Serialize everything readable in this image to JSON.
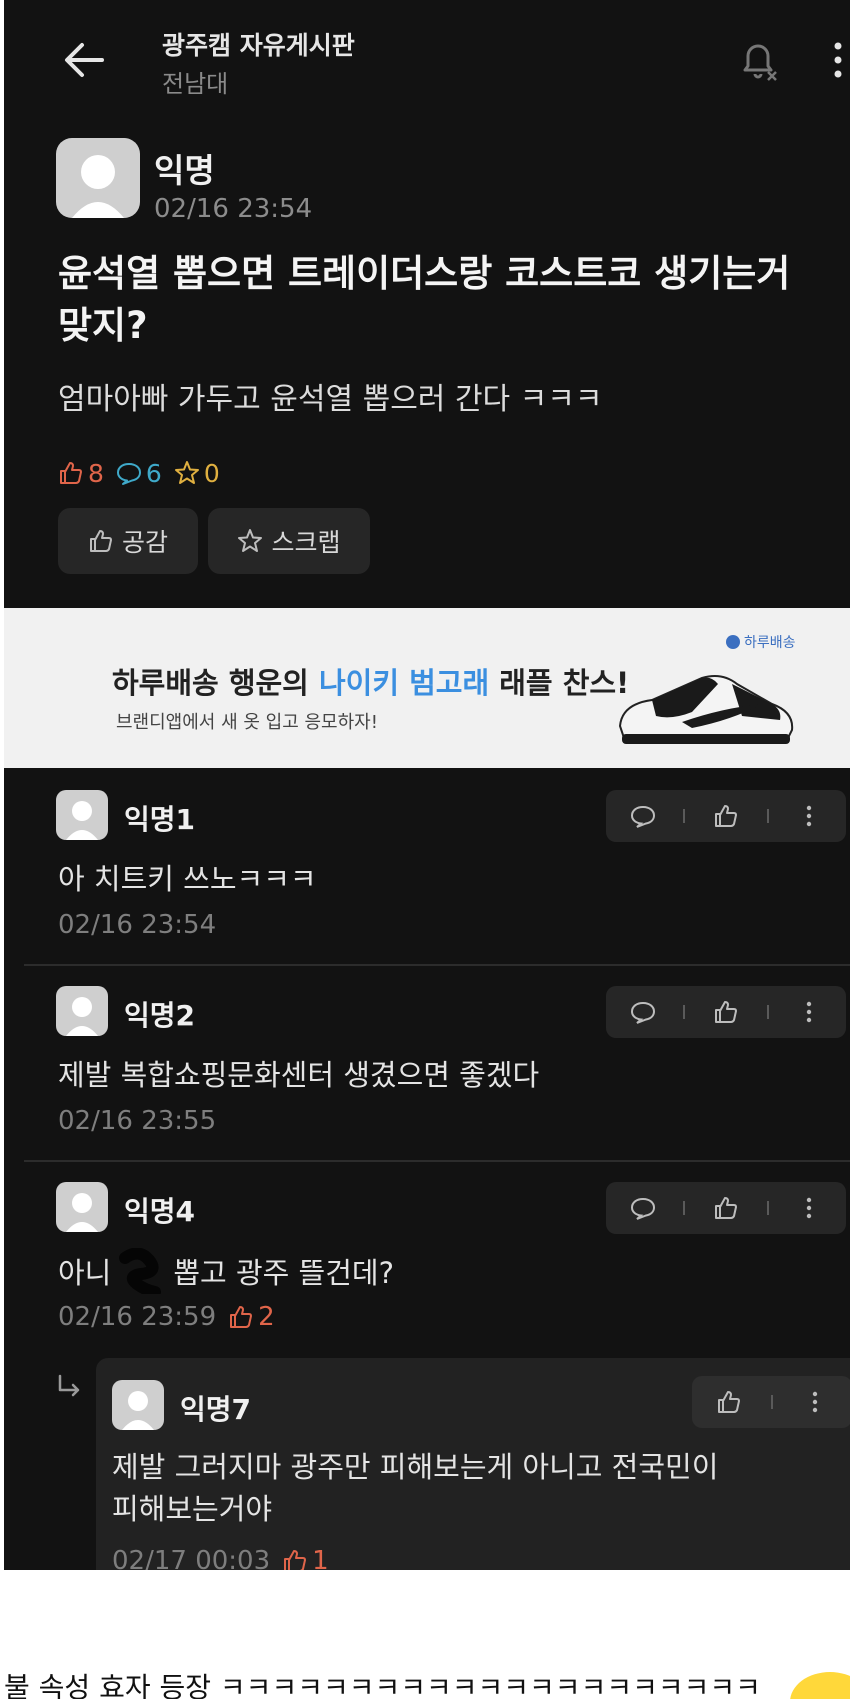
{
  "header": {
    "title": "광주캠 자유게시판",
    "subtitle": "전남대"
  },
  "post": {
    "author": "익명",
    "time": "02/16 23:54",
    "title": "윤석열 뽑으면 트레이더스랑 코스트코 생기는거 맞지?",
    "body": "엄마아빠 가두고 윤석열 뽑으러 간다 ㅋㅋㅋ",
    "likes": "8",
    "comments": "6",
    "scraps": "0",
    "like_button": "공감",
    "scrap_button": "스크랩"
  },
  "ad": {
    "headline_prefix": "하루배송 행운의 ",
    "headline_highlight": "나이키 범고래",
    "headline_suffix": " 래플 찬스!",
    "subtext": "브랜디앱에서 새 옷 입고 응모하자!",
    "logo": "하루배송"
  },
  "comments": [
    {
      "author": "익명1",
      "text": "아 치트키 쓰노ㅋㅋㅋ",
      "time": "02/16 23:54",
      "likes": ""
    },
    {
      "author": "익명2",
      "text": "제발 복합쇼핑문화센터 생겼으면 좋겠다",
      "time": "02/16 23:55",
      "likes": ""
    },
    {
      "author": "익명4",
      "text_before": "아니",
      "text_after": "뽑고 광주 뜰건데?",
      "time": "02/16 23:59",
      "likes": "2"
    }
  ],
  "reply": {
    "author": "익명7",
    "text_line1": "제발 그러지마 광주만 피해보는게 아니고 전국민이",
    "text_line2": "피해보는거야",
    "time": "02/17 00:03",
    "likes": "1"
  },
  "caption": "불 속성 효자 등장 ㅋㅋㅋㅋㅋㅋㅋㅋㅋㅋㅋㅋㅋㅋㅋㅋㅋㅋㅋㅋㅋ",
  "colors": {
    "background": "#121212",
    "like": "#e0654a",
    "comment": "#3fa9c9",
    "scrap": "#e0b040",
    "ad_highlight": "#3b8fe0"
  },
  "icons": [
    "back-arrow-icon",
    "bell-off-icon",
    "more-vert-icon",
    "thumbs-up-icon",
    "comment-icon",
    "star-icon",
    "reply-arrow-icon"
  ]
}
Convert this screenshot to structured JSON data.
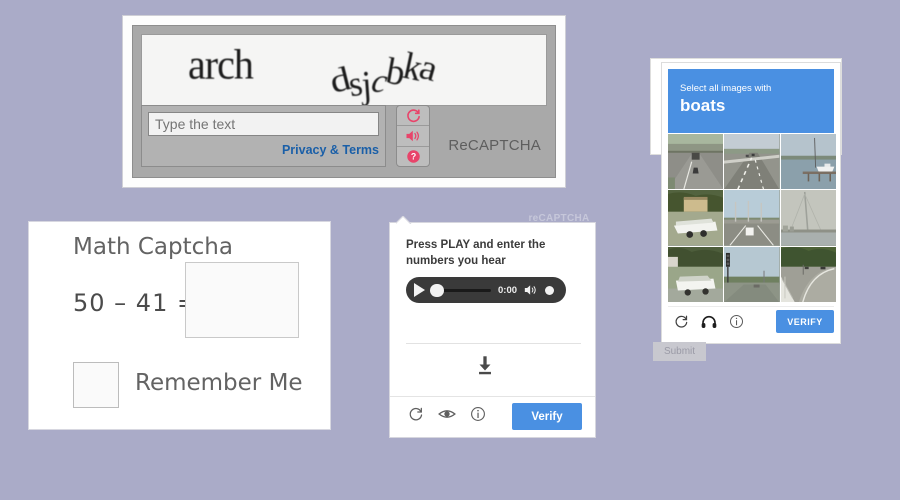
{
  "page": {
    "background_color": "#aaabc8",
    "title": "Captcha types collage"
  },
  "recaptcha_text": {
    "brand_label": "ReCAPTCHA",
    "challenge_word_1": "arch",
    "challenge_word_2": "dsjcbka",
    "input_placeholder": "Type the text",
    "input_value": "",
    "privacy_link": "Privacy & Terms",
    "icons": [
      "refresh-icon",
      "audio-icon",
      "help-icon"
    ],
    "icon_color": "#e8446a"
  },
  "math_captcha": {
    "title": "Math Captcha",
    "equation": "50 – 41 =",
    "answer_value": "",
    "remember_label": "Remember Me",
    "remember_checked": false
  },
  "audio_captcha": {
    "ghost_label": "reCAPTCHA",
    "instruction": "Press PLAY and enter the numbers you hear",
    "player": {
      "play_label": "play-button",
      "time": "0:00",
      "progress_percent": 0,
      "volume_percent": 100
    },
    "download_label": "download-icon",
    "footer_icons": [
      "refresh-icon",
      "eye-icon",
      "info-icon"
    ],
    "verify_label": "Verify",
    "accent_color": "#4a90e2"
  },
  "image_captcha": {
    "prompt": "Select all images with",
    "target": "boats",
    "header_color": "#4a90e2",
    "tiles": [
      {
        "id": "tile-1",
        "scene": "highway-overpass-with-car",
        "selected": false
      },
      {
        "id": "tile-2",
        "scene": "multilane-highway",
        "selected": false
      },
      {
        "id": "tile-3",
        "scene": "sailboat-at-dock",
        "selected": false
      },
      {
        "id": "tile-4",
        "scene": "boat-on-trailer-by-building",
        "selected": false
      },
      {
        "id": "tile-5",
        "scene": "highway-overpass-with-van",
        "selected": false
      },
      {
        "id": "tile-6",
        "scene": "hazy-waterfront-bridge",
        "selected": false
      },
      {
        "id": "tile-7",
        "scene": "boat-on-trailer-in-yard",
        "selected": false
      },
      {
        "id": "tile-8",
        "scene": "road-with-traffic-light",
        "selected": false
      },
      {
        "id": "tile-9",
        "scene": "curved-road-with-guardrail",
        "selected": false
      }
    ],
    "footer_icons": [
      "refresh-icon",
      "headphones-icon",
      "info-icon"
    ],
    "verify_label": "VERIFY"
  },
  "submit_button": {
    "label": "Submit"
  }
}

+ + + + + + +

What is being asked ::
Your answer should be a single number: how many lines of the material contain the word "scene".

Written response ::
9